(WHAT THE TASK ASKS):
Look through the data below for the string "JSON", and copy every line where it turns up.

"""

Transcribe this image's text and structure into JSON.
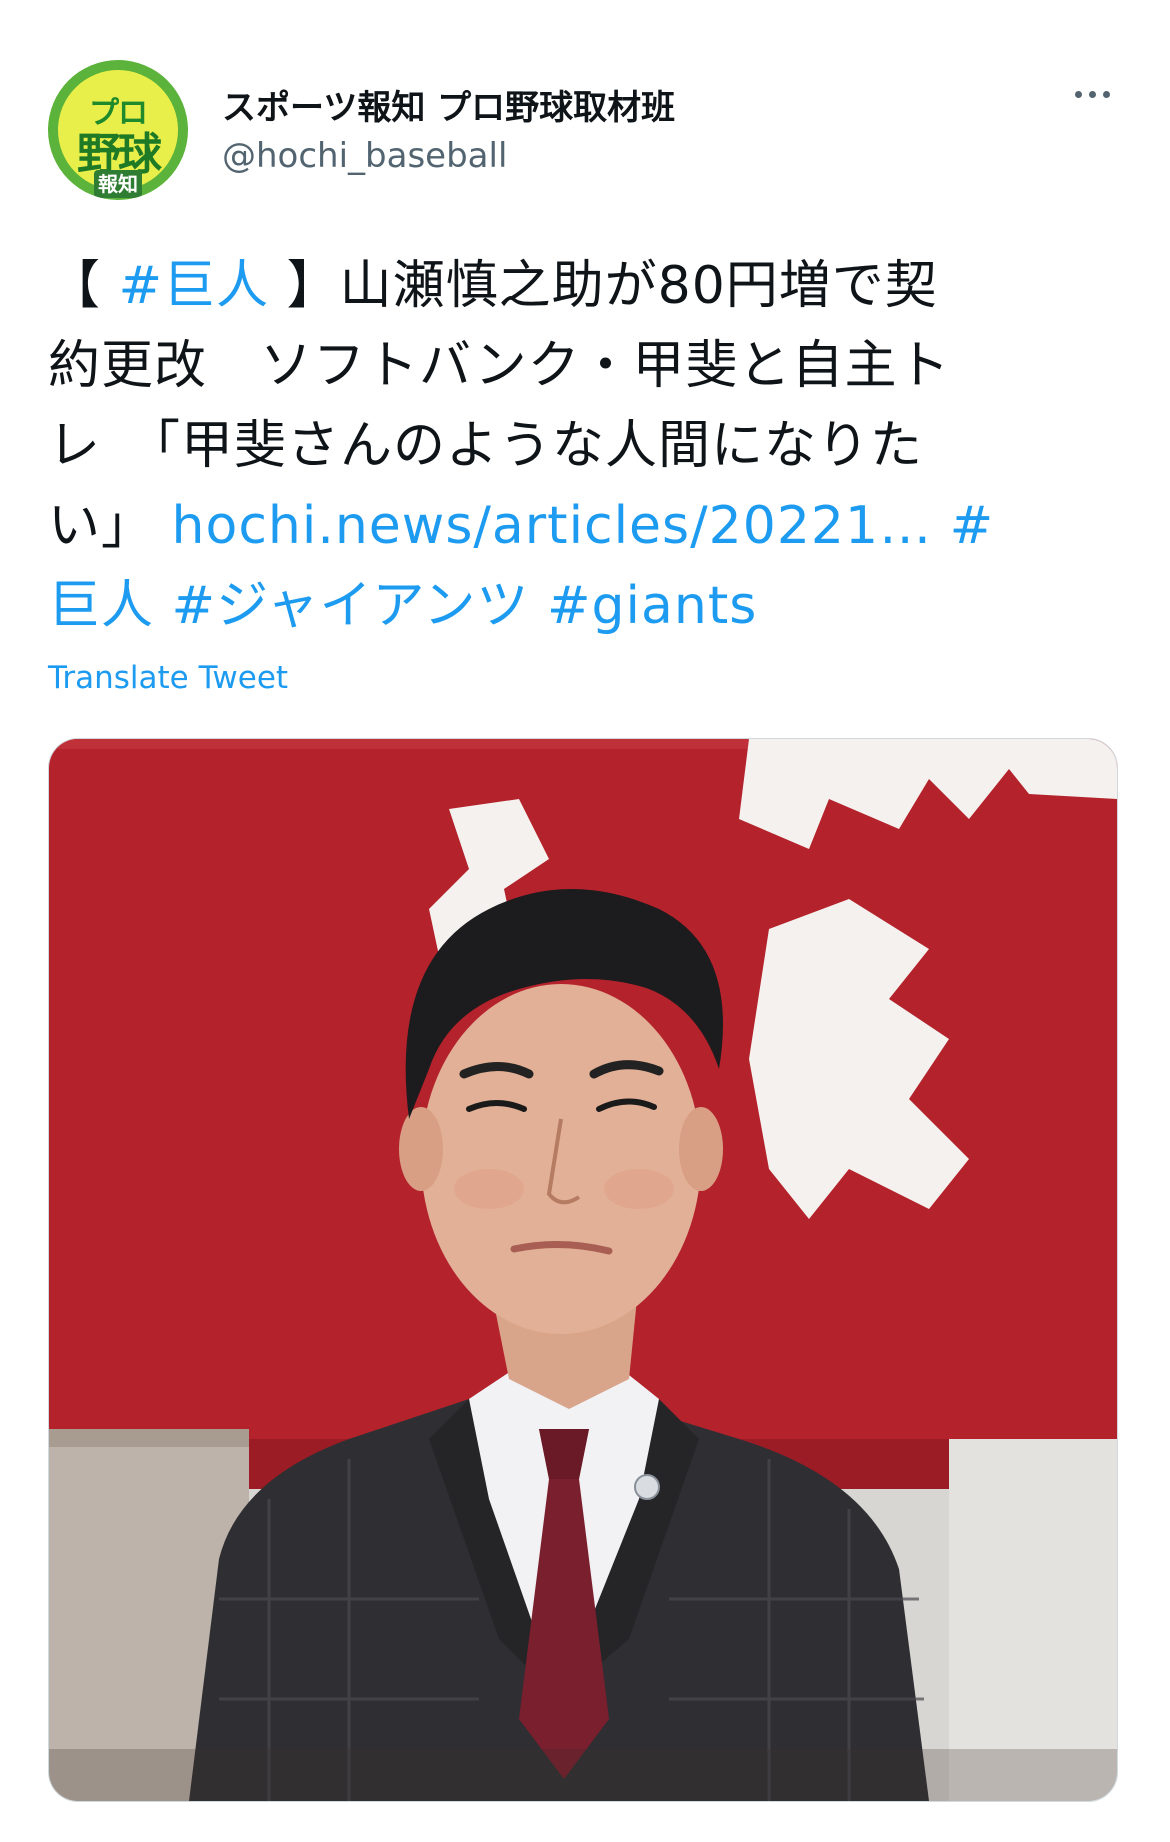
{
  "account": {
    "display_name": "スポーツ報知 プロ野球取材班",
    "handle": "@hochi_baseball",
    "avatar": {
      "line1": "プロ",
      "line2": "野球",
      "line3": "報知"
    }
  },
  "tweet": {
    "line1": {
      "open": "【 ",
      "tag": "#巨人",
      "rest": " 】山瀬慎之助が80円増で契"
    },
    "line2": "約更改　ソフトバンク・甲斐と自主ト",
    "line3": "レ　「甲斐さんのような人間になりた",
    "line4": {
      "text": "い」",
      "link": "hochi.news/articles/20221…",
      "tag": "#"
    },
    "line5": {
      "tag1": "巨人",
      "tag2": "#ジャイアンツ",
      "tag3": "#giants"
    }
  },
  "translate_label": "Translate Tweet",
  "icons": {
    "more": "more-horizontal-icon"
  },
  "colors": {
    "link": "#1d9bf0",
    "text": "#0f1419",
    "secondary": "#536471",
    "banner_red": "#b4222b"
  }
}
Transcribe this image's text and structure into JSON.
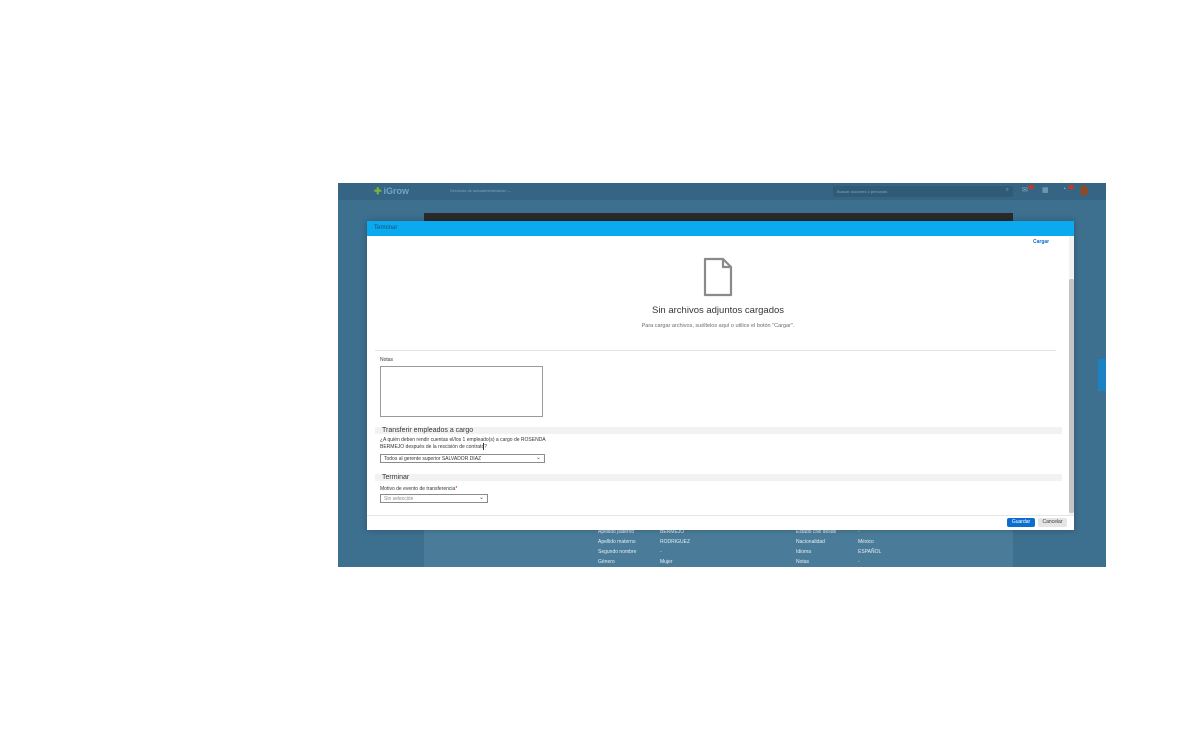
{
  "app": {
    "logo": "iGrow",
    "menu": "Servicios de autoadministración ⌄",
    "search_placeholder": "Buscar acciones o personas",
    "badge_count_1": "24",
    "badge_count_2": "24",
    "profile_rows": [
      {
        "k1": "Apellido paterno",
        "v1": "BERMEJO",
        "k2": "Estado civil desde",
        "v2": "-"
      },
      {
        "k1": "Apellido materno",
        "v1": "RODRIGUEZ",
        "k2": "Nacionalidad",
        "v2": "México"
      },
      {
        "k1": "Segundo nombre",
        "v1": "-",
        "k2": "Idioma",
        "v2": "ESPAÑOL"
      },
      {
        "k1": "Género",
        "v1": "Mujer",
        "k2": "Notas",
        "v2": "-"
      }
    ]
  },
  "dialog": {
    "title": "Terminar",
    "upload_link": "Cargar",
    "empty_title": "Sin archivos adjuntos cargados",
    "empty_subtitle": "Para cargar archivos, suéltelos aquí o utilice el botón \"Cargar\".",
    "notes_label": "Notas",
    "notes_value": "",
    "transfer": {
      "title": "Transferir empleados a cargo",
      "question": "¿A quién deben rendir cuentas el/los 1 empleado(s) a cargo de ROSENDA BERMEJO después de la rescisión de contrato?",
      "selected": "Todos al gerente superior SALVADOR DIAZ"
    },
    "terminate": {
      "title": "Terminar",
      "reason_label": "Motivo de evento de transferencia",
      "required_mark": "*",
      "reason_placeholder": "Sin selección"
    },
    "buttons": {
      "save": "Guardar",
      "cancel": "Cancelar"
    }
  },
  "colors": {
    "header": "#0aa9f0",
    "primary_button": "#0a6ed1",
    "overlay": "#3d6f8f"
  },
  "icons": {
    "file": "document-icon",
    "chevron": "chevron-down-icon"
  }
}
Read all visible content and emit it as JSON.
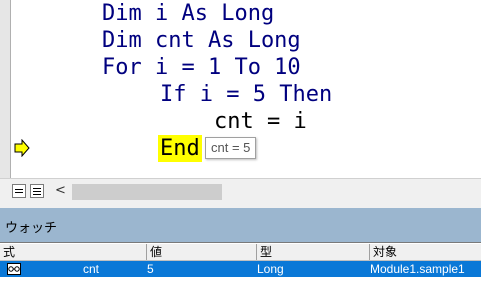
{
  "code": {
    "lines": [
      "Dim i As Long",
      "Dim cnt As Long",
      "For i = 1 To 10",
      "If i = 5 Then",
      "cnt = i",
      "End"
    ],
    "current_line_color": "#ffff00"
  },
  "tooltip": {
    "text": "cnt = 5"
  },
  "watch": {
    "title": "ウォッチ",
    "columns": [
      "式",
      "値",
      "型",
      "対象"
    ],
    "rows": [
      {
        "icon": "watch-glasses-icon",
        "expression": "cnt",
        "value": "5",
        "type": "Long",
        "context": "Module1.sample1"
      }
    ],
    "selected_color": "#0a78d7",
    "title_bar_color": "#9bb6cf"
  }
}
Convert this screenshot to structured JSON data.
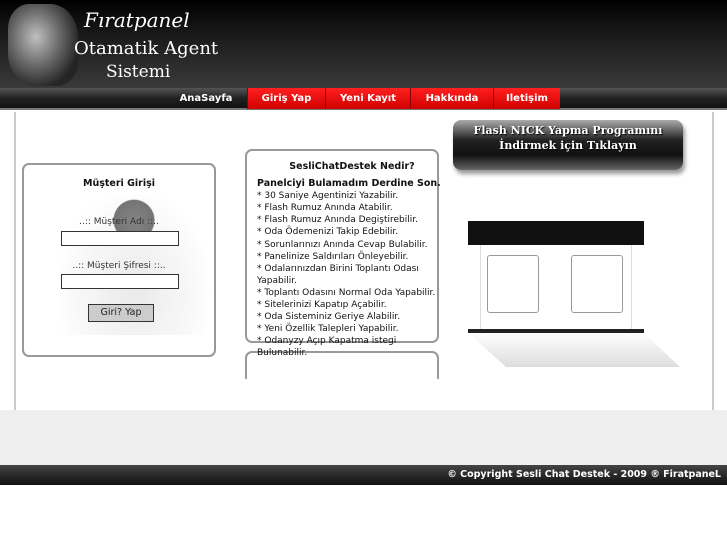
{
  "header": {
    "logo_line1": "Fıratpanel",
    "logo_line2": "Otamatik Agent",
    "logo_line3": "Sistemi"
  },
  "nav": [
    {
      "label": "AnaSayfa"
    },
    {
      "label": "Giriş Yap"
    },
    {
      "label": "Yeni Kayıt"
    },
    {
      "label": "Hakkında"
    },
    {
      "label": "Iletişim"
    }
  ],
  "login": {
    "title": "Müşteri Girişi",
    "username_label": "..:: Müşteri Adı ::..",
    "password_label": "..:: Müşteri Şifresi ::..",
    "username_value": "",
    "password_value": "",
    "submit": "Giri? Yap"
  },
  "about": {
    "title": "SesliChatDestek Nedir?",
    "subtitle": "Panelciyi Bulamadım Derdine Son.",
    "items": [
      "* 30 Saniye Agentinizi Yazabilir.",
      "* Flash Rumuz Anında Atabilir.",
      "* Flash Rumuz Anında Degiştirebilir.",
      "* Oda Ödemenizi Takip Edebilir.",
      "* Sorunlarınızı Anında Cevap Bulabilir.",
      "* Panelinize Saldırıları Önleyebilir.",
      "* Odalarınızdan Birini Toplantı Odası Yapabilir.",
      "* Toplantı Odasını Normal Oda Yapabilir.",
      "* Sitelerinizi Kapatıp Açabilir.",
      "* Oda Sisteminiz Geriye Alabilir.",
      "* Yeni Özellik Talepleri Yapabilir.",
      "* Odanyzy Açıp Kapatma istegi Bulunabilir."
    ]
  },
  "flash_banner": "Flash NICK Yapma Programını İndirmek için Tıklayın",
  "footer": "© Copyright Sesli Chat Destek - 2009 ® FiratpaneL"
}
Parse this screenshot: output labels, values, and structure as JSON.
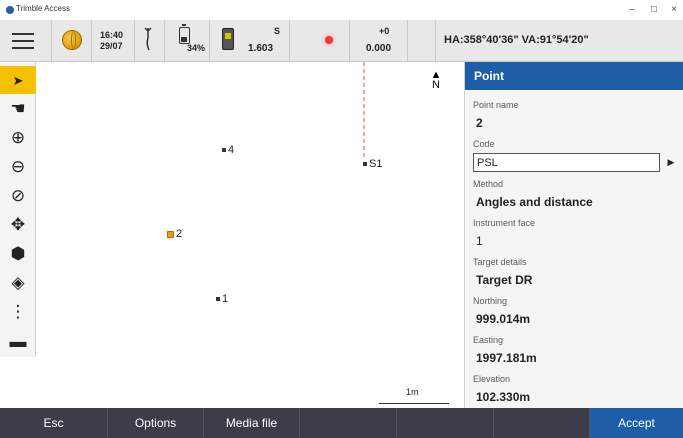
{
  "window": {
    "app_title": "Trimble Access",
    "minimize_glyph": "–",
    "maximize_glyph": "□",
    "close_glyph": "×"
  },
  "statusbar": {
    "time": "16:40",
    "date": "29/07",
    "battery_percent": "34%",
    "instrument_label": "S",
    "instrument_value": "1.603",
    "offset_label": "+0",
    "offset_value": "0.000",
    "angles": "HA:358°40'36\"  VA:91°54'20\""
  },
  "toolbar": {
    "tools": [
      {
        "name": "select-tool",
        "icon": "arrow-pointer-icon",
        "glyph": "➤",
        "active": true
      },
      {
        "name": "pan-tool",
        "icon": "hand-icon",
        "glyph": "☚",
        "active": false
      },
      {
        "name": "zoom-in-tool",
        "icon": "zoom-in-icon",
        "glyph": "⊕",
        "active": false
      },
      {
        "name": "zoom-out-tool",
        "icon": "zoom-out-icon",
        "glyph": "⊖",
        "active": false
      },
      {
        "name": "zoom-extents-tool",
        "icon": "zoom-extents-icon",
        "glyph": "⊘",
        "active": false
      },
      {
        "name": "orbit-tool",
        "icon": "orbit-icon",
        "glyph": "✥",
        "active": false
      },
      {
        "name": "view-3d-tool",
        "icon": "cube-icon",
        "glyph": "⬢",
        "active": false
      },
      {
        "name": "layers-tool",
        "icon": "layers-icon",
        "glyph": "◈",
        "active": false
      },
      {
        "name": "more-tool",
        "icon": "more-vertical-icon",
        "glyph": "⋮",
        "active": false
      },
      {
        "name": "video-tool",
        "icon": "video-camera-icon",
        "glyph": "▬",
        "active": false
      }
    ]
  },
  "map": {
    "points": [
      {
        "label": "4",
        "selected": false
      },
      {
        "label": "S1",
        "selected": false
      },
      {
        "label": "2",
        "selected": true
      },
      {
        "label": "1",
        "selected": false
      }
    ],
    "north_label": "N",
    "scale_label": "1m"
  },
  "panel": {
    "title": "Point",
    "point_name_label": "Point name",
    "point_name_value": "2",
    "code_label": "Code",
    "code_value": "PSL",
    "method_label": "Method",
    "method_value": "Angles and distance",
    "face_label": "Instrument face",
    "face_value": "1",
    "target_label": "Target details",
    "target_value": "Target DR",
    "northing_label": "Northing",
    "northing_value": "999.014m",
    "easting_label": "Easting",
    "easting_value": "1997.181m",
    "elevation_label": "Elevation",
    "elevation_value": "102.330m"
  },
  "softkeys": {
    "esc": "Esc",
    "options": "Options",
    "media": "Media file",
    "accept": "Accept"
  },
  "colors": {
    "accent": "#1e5da7",
    "active_tool": "#f5c000",
    "softkey_bg": "#3c3d48",
    "selected_point": "#f09a00",
    "laser": "#e83b3b"
  }
}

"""

(OUTPUT FOR THIS TASK):
Transcribe this image's text and structure into JSON.
Transcribe this image's text and structure into JSON.
Read all visible content and emit it as JSON.
Convert this screenshot to structured JSON data.
Parse this screenshot: output labels, values, and structure as JSON.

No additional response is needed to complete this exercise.